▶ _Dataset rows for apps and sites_

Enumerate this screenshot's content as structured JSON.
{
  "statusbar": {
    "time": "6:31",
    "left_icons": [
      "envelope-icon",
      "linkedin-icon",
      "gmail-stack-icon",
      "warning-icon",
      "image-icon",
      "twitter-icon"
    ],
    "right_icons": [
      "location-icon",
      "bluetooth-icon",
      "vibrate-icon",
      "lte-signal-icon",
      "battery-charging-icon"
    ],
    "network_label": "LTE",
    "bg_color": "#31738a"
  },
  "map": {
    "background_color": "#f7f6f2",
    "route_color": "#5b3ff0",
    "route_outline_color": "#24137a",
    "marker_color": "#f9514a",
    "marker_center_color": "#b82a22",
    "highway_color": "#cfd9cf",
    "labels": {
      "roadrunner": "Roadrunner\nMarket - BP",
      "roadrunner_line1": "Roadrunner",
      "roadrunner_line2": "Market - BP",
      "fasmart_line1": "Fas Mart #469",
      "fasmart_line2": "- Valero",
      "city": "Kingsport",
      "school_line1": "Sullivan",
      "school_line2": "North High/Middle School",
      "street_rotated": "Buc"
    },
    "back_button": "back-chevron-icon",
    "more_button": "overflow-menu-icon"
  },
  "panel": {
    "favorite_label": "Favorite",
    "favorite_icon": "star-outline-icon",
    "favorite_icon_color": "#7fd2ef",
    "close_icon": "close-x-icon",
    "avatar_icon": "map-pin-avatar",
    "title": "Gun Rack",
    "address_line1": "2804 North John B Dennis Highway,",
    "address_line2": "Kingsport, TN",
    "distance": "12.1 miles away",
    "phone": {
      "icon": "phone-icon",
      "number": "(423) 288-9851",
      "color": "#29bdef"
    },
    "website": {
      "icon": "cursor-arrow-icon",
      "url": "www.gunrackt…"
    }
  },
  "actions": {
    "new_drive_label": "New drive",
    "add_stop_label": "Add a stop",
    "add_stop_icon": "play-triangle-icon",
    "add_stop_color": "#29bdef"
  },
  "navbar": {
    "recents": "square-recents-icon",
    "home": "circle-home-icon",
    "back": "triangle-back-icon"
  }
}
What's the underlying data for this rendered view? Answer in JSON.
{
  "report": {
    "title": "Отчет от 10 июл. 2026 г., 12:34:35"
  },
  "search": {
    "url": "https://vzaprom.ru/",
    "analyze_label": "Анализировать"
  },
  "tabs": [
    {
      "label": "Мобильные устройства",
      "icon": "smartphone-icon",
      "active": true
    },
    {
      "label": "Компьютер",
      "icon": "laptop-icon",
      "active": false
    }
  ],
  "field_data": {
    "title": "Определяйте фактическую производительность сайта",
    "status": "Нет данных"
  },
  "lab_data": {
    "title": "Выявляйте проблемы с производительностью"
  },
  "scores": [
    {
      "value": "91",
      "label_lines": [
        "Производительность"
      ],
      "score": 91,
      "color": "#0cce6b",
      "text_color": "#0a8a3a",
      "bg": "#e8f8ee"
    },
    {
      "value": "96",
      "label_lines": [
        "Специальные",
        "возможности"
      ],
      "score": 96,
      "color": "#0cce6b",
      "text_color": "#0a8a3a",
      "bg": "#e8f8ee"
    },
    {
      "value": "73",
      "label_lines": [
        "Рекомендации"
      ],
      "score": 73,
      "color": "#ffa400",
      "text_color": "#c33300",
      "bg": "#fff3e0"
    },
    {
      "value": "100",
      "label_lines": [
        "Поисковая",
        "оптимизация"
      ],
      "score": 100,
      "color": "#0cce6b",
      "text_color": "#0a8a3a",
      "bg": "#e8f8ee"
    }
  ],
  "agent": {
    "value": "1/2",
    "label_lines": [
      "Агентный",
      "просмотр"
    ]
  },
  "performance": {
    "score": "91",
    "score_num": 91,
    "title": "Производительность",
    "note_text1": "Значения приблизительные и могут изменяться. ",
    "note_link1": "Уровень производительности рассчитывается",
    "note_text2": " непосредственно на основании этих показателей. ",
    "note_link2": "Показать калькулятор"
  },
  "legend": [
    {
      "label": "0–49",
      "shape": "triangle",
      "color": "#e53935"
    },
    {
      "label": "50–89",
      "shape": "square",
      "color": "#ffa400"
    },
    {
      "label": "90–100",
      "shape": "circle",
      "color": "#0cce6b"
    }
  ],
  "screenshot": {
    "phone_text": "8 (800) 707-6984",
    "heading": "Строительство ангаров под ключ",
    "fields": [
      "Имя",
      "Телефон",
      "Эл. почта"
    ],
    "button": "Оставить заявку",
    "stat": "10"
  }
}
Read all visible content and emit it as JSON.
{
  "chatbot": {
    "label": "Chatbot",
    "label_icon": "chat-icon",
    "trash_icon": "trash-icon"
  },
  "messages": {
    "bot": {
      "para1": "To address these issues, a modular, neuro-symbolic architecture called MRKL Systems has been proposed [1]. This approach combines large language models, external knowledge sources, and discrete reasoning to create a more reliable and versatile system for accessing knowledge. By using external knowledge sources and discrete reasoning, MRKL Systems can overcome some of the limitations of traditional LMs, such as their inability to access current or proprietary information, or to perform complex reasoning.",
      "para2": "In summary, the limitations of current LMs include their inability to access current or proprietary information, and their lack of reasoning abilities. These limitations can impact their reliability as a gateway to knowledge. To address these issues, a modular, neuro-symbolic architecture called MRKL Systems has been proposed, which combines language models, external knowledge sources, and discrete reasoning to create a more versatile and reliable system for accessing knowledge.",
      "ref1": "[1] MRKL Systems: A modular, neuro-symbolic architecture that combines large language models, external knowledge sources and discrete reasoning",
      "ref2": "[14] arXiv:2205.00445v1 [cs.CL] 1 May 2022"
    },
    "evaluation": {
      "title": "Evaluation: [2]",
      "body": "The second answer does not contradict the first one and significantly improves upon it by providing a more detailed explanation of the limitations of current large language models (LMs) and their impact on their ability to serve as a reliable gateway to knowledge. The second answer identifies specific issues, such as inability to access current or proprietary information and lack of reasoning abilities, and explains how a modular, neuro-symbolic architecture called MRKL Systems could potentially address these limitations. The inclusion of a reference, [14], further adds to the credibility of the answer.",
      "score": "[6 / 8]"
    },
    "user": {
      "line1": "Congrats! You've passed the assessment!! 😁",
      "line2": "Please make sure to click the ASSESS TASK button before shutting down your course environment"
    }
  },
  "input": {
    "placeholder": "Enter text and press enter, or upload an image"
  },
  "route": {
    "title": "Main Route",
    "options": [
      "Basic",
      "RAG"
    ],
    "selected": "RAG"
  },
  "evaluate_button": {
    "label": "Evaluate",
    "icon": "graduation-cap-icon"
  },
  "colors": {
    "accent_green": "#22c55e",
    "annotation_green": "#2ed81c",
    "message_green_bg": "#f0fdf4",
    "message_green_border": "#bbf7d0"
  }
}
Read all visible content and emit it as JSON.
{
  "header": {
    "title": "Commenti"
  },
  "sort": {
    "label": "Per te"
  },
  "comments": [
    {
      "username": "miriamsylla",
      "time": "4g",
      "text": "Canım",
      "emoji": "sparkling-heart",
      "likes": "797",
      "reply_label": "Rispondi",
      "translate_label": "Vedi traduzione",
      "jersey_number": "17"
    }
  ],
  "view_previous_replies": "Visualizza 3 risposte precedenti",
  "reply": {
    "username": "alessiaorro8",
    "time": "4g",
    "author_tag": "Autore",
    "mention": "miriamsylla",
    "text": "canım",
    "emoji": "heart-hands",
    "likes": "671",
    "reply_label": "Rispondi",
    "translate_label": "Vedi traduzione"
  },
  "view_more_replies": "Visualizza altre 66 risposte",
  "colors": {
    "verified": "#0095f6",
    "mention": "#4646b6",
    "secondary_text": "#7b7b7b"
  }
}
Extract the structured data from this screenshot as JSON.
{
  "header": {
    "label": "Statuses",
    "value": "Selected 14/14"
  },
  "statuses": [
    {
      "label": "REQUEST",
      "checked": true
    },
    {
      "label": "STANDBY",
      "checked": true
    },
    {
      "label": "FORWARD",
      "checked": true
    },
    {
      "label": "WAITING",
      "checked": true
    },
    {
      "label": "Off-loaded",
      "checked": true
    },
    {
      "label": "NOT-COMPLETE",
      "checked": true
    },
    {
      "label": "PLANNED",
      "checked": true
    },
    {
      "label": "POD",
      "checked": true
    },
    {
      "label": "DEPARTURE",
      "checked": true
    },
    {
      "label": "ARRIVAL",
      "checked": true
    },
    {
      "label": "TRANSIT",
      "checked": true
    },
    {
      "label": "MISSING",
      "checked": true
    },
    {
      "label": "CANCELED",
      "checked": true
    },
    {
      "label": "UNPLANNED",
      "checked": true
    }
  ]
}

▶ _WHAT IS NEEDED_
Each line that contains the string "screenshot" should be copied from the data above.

▶ _RESULT OF THIS EXERCISE_
Enumerate this screenshot's content as structured JSON.
  "screenshot": {
Extract the structured data from this screenshot as JSON.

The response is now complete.